++++ Material for the task ++++

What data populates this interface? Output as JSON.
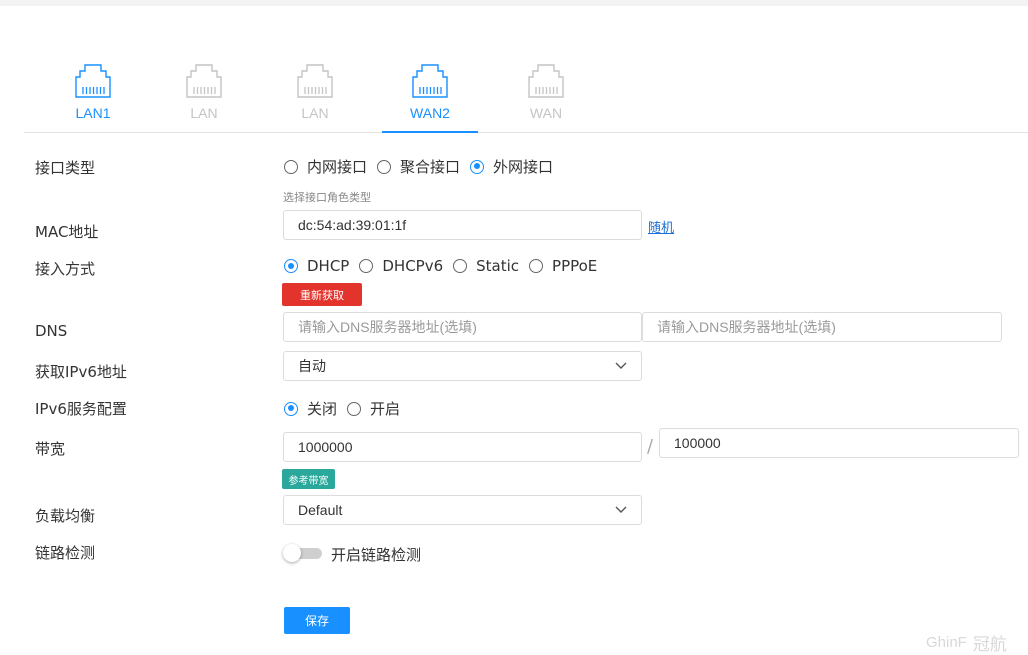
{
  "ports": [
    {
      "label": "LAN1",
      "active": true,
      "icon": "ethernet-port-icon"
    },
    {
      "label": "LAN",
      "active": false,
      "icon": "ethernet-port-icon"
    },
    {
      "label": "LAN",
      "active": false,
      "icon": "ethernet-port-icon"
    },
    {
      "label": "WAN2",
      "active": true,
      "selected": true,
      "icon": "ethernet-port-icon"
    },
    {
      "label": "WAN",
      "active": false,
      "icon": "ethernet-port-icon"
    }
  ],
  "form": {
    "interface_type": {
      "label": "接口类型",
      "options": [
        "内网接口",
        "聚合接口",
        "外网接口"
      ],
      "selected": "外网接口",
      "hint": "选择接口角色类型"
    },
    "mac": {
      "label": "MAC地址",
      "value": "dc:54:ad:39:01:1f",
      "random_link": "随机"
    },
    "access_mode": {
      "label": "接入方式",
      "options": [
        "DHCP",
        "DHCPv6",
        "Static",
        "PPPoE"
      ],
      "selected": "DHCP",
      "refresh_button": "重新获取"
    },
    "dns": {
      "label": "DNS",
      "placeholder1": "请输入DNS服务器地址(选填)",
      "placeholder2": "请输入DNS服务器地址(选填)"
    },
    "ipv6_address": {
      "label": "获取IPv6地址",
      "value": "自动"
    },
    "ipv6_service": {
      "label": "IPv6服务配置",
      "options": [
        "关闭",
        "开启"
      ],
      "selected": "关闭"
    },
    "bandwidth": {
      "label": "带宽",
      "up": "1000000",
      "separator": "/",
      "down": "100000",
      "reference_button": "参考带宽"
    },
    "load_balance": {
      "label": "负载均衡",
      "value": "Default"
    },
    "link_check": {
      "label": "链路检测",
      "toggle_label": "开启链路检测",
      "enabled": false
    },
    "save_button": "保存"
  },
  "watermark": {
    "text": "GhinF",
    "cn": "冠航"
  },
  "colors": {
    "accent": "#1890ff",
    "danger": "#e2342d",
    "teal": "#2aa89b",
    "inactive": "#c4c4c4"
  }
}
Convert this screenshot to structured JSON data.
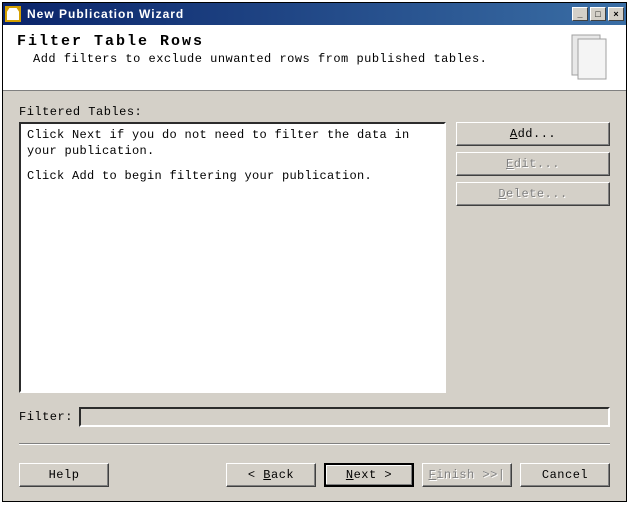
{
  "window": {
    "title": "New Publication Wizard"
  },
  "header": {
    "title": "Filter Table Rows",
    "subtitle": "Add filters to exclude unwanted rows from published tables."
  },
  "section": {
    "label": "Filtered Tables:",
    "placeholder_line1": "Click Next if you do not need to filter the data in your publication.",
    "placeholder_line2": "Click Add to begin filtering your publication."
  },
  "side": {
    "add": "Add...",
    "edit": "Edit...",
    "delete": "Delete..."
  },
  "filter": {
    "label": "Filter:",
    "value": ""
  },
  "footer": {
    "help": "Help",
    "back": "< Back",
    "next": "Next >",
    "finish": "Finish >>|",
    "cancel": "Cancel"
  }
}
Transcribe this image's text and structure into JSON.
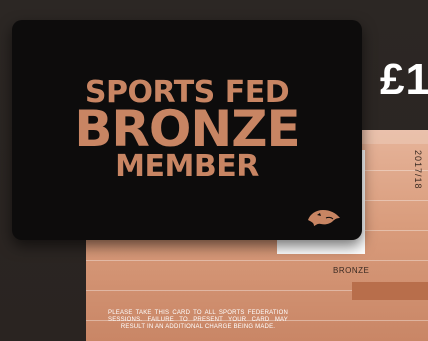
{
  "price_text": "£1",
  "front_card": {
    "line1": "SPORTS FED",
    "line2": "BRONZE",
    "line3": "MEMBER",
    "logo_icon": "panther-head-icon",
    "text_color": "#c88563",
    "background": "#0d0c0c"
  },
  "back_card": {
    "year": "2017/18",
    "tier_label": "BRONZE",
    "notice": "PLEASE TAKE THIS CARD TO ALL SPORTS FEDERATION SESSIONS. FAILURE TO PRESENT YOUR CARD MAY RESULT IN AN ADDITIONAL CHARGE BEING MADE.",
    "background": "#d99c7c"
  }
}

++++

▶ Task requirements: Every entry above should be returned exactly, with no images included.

▶ Result for this exercise:
What data populates this interface? Output as JSON.
{
  "ports": [
    {
      "label": "LAN1",
      "active": true,
      "icon": "ethernet-port-icon"
    },
    {
      "label": "LAN",
      "active": false,
      "icon": "ethernet-port-icon"
    },
    {
      "label": "LAN",
      "active": false,
      "icon": "ethernet-port-icon"
    },
    {
      "label": "WAN2",
      "active": true,
      "selected": true,
      "icon": "ethernet-port-icon"
    },
    {
      "label": "WAN",
      "active": false,
      "icon": "ethernet-port-icon"
    }
  ],
  "form": {
    "interface_type": {
      "label": "接口类型",
      "options": [
        "内网接口",
        "聚合接口",
        "外网接口"
      ],
      "selected": "外网接口",
      "hint": "选择接口角色类型"
    },
    "mac": {
      "label": "MAC地址",
      "value": "dc:54:ad:39:01:1f",
      "random_link": "随机"
    },
    "access_mode": {
      "label": "接入方式",
      "options": [
        "DHCP",
        "DHCPv6",
        "Static",
        "PPPoE"
      ],
      "selected": "DHCP",
      "refresh_button": "重新获取"
    },
    "dns": {
      "label": "DNS",
      "placeholder1": "请输入DNS服务器地址(选填)",
      "placeholder2": "请输入DNS服务器地址(选填)"
    },
    "ipv6_address": {
      "label": "获取IPv6地址",
      "value": "自动"
    },
    "ipv6_service": {
      "label": "IPv6服务配置",
      "options": [
        "关闭",
        "开启"
      ],
      "selected": "关闭"
    },
    "bandwidth": {
      "label": "带宽",
      "up": "1000000",
      "separator": "/",
      "down": "100000",
      "reference_button": "参考带宽"
    },
    "load_balance": {
      "label": "负载均衡",
      "value": "Default"
    },
    "link_check": {
      "label": "链路检测",
      "toggle_label": "开启链路检测",
      "enabled": false
    },
    "save_button": "保存"
  },
  "watermark": {
    "text": "GhinF",
    "cn": "冠航"
  },
  "colors": {
    "accent": "#1890ff",
    "danger": "#e2342d",
    "teal": "#2aa89b",
    "inactive": "#c4c4c4"
  }
}
Convert this screenshot to structured JSON data.
{
  "window": {
    "title": "New Publication Wizard"
  },
  "header": {
    "title": "Filter Table Rows",
    "subtitle": "Add filters to exclude unwanted rows from published tables."
  },
  "section": {
    "label": "Filtered Tables:",
    "placeholder_line1": "Click Next if you do not need to filter the data in your publication.",
    "placeholder_line2": "Click Add to begin filtering your publication."
  },
  "side": {
    "add": "Add...",
    "edit": "Edit...",
    "delete": "Delete..."
  },
  "filter": {
    "label": "Filter:",
    "value": ""
  },
  "footer": {
    "help": "Help",
    "back": "< Back",
    "next": "Next >",
    "finish": "Finish >>|",
    "cancel": "Cancel"
  }
}
Transcribe this image's text and structure into JSON.
{
  "price_text": "£1",
  "front_card": {
    "line1": "SPORTS FED",
    "line2": "BRONZE",
    "line3": "MEMBER",
    "logo_icon": "panther-head-icon",
    "text_color": "#c88563",
    "background": "#0d0c0c"
  },
  "back_card": {
    "year": "2017/18",
    "tier_label": "BRONZE",
    "notice": "PLEASE TAKE THIS CARD TO ALL SPORTS FEDERATION SESSIONS. FAILURE TO PRESENT YOUR CARD MAY RESULT IN AN ADDITIONAL CHARGE BEING MADE.",
    "background": "#d99c7c"
  }
}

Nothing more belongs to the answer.